  • A majority of migratory birds prefer to stay around shallow water bodies for easy availability of food. Though this time we included waterbodies situated in Mohali assuming that birds can be shifted from Sukhna Lake to these bodies, the findings were not encouraging. Number of waders is decreasing largely,
  • Increasing human footprints, disturbance, especially around the specific habitats for the migratory birds like regulatory ends of Sukhna Lake, along with increasing water level of water bodies are among major reasons for this trend

CMS:

  • In order to protect the migratory species throughout their range countries, a Convention on Conservation of Migratory Species (CMS), has been in force, under the aegis of United Nations Environment Programme.
  • Also referred to as the Bonn Convention, it provides a global platform for the conservation and sustainable use of migratory animals and their habitats and brings together the States through which migratory animals pass, the Range States, and lays the legal foundation for internationally coordinated conservation measures throughout a migratory range.
  • India and the CMS:
    • India has been a party to the Convention since 1983.
    • India has signed a non-legally binding Memorandum of Understanding (MoU) with CMS on conservation and management of Siberian Cranes (1998), Marine Turtles (2007), Dugongs (2008), and Raptors (2016).
    • With 2.4% of the world’s land area, India contributes to around 8% of the known global biodiversity.
    • Indian subcontinent is a part of a significant bird flyway network, i.e, Central Asian Flyway that covers areas between the Arctic and Indian Oceans with at least 279 populations of 182 migratory waterbird species (including 29 globally threatened species).

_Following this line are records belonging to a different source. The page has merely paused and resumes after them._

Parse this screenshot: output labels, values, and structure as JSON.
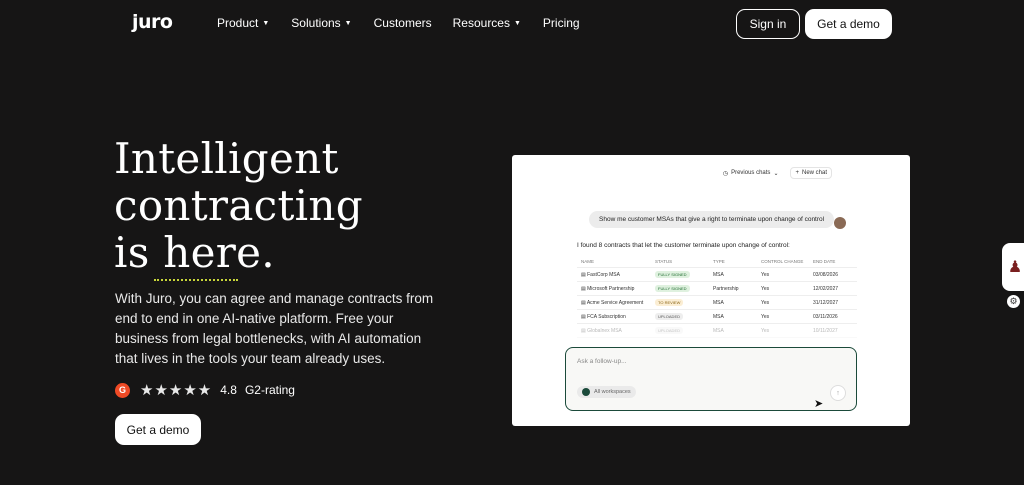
{
  "brand": {
    "logo": "juro"
  },
  "nav": {
    "items": [
      {
        "label": "Product",
        "dropdown": true
      },
      {
        "label": "Solutions",
        "dropdown": true
      },
      {
        "label": "Customers",
        "dropdown": false
      },
      {
        "label": "Resources",
        "dropdown": true
      },
      {
        "label": "Pricing",
        "dropdown": false
      }
    ],
    "sign_in": "Sign in",
    "get_demo": "Get a demo"
  },
  "hero": {
    "title_line1": "Intelligent",
    "title_line2": "contracting",
    "title_line3": "is here.",
    "subtitle": "With Juro, you can agree and manage contracts from end to end in one AI-native platform. Free your business from legal bottlenecks, with AI automation that lives in the tools your team already uses.",
    "rating_value": "4.8",
    "rating_label": "G2-rating",
    "stars": "★★★★★",
    "cta": "Get a demo"
  },
  "mock": {
    "previous_chats": "Previous chats",
    "new_chat": "New chat",
    "question": "Show me customer MSAs that give a right to terminate upon change of control",
    "answer": "I found 8 contracts that let the customer terminate upon change of control:",
    "columns": [
      "NAME",
      "STATUS",
      "TYPE",
      "CONTROL CHANGE",
      "END DATE"
    ],
    "rows": [
      {
        "name": "FastCorp MSA",
        "status": "FULLY SIGNED",
        "status_kind": "green",
        "type": "MSA",
        "change": "Yes",
        "end": "03/08/2026"
      },
      {
        "name": "Microsoft Partnership",
        "status": "FULLY SIGNED",
        "status_kind": "green",
        "type": "Partnership",
        "change": "Yes",
        "end": "12/02/2027"
      },
      {
        "name": "Acme Service Agreement",
        "status": "TO REVIEW",
        "status_kind": "amber",
        "type": "MSA",
        "change": "Yes",
        "end": "31/12/2027"
      },
      {
        "name": "FCA Subscription",
        "status": "UPLOADED",
        "status_kind": "grey",
        "type": "MSA",
        "change": "Yes",
        "end": "03/11/2026"
      },
      {
        "name": "Globalnex MSA",
        "status": "UPLOADED",
        "status_kind": "grey",
        "type": "MSA",
        "change": "Yes",
        "end": "10/11/2027"
      }
    ],
    "chat_placeholder": "Ask a follow-up...",
    "workspace": "All workspaces"
  }
}
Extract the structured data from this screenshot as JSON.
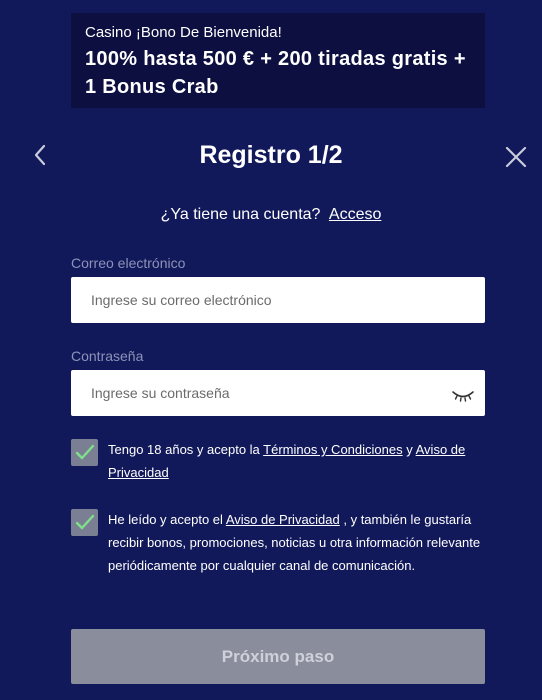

Conclusion:

Migratory behavior has and is being intensely studied for over a century, by an ever growing group of scientist and researchers. The amount of literature on migration, in the broadest sentence, is almost limitless. Although the efforts made, there still is mystery in migration, how it originated and how it evolved.

Mains oriented question:

In the past years we have seen major decline in migratory birds, what are the possible reason for the decline, how it can affect the ecosystem?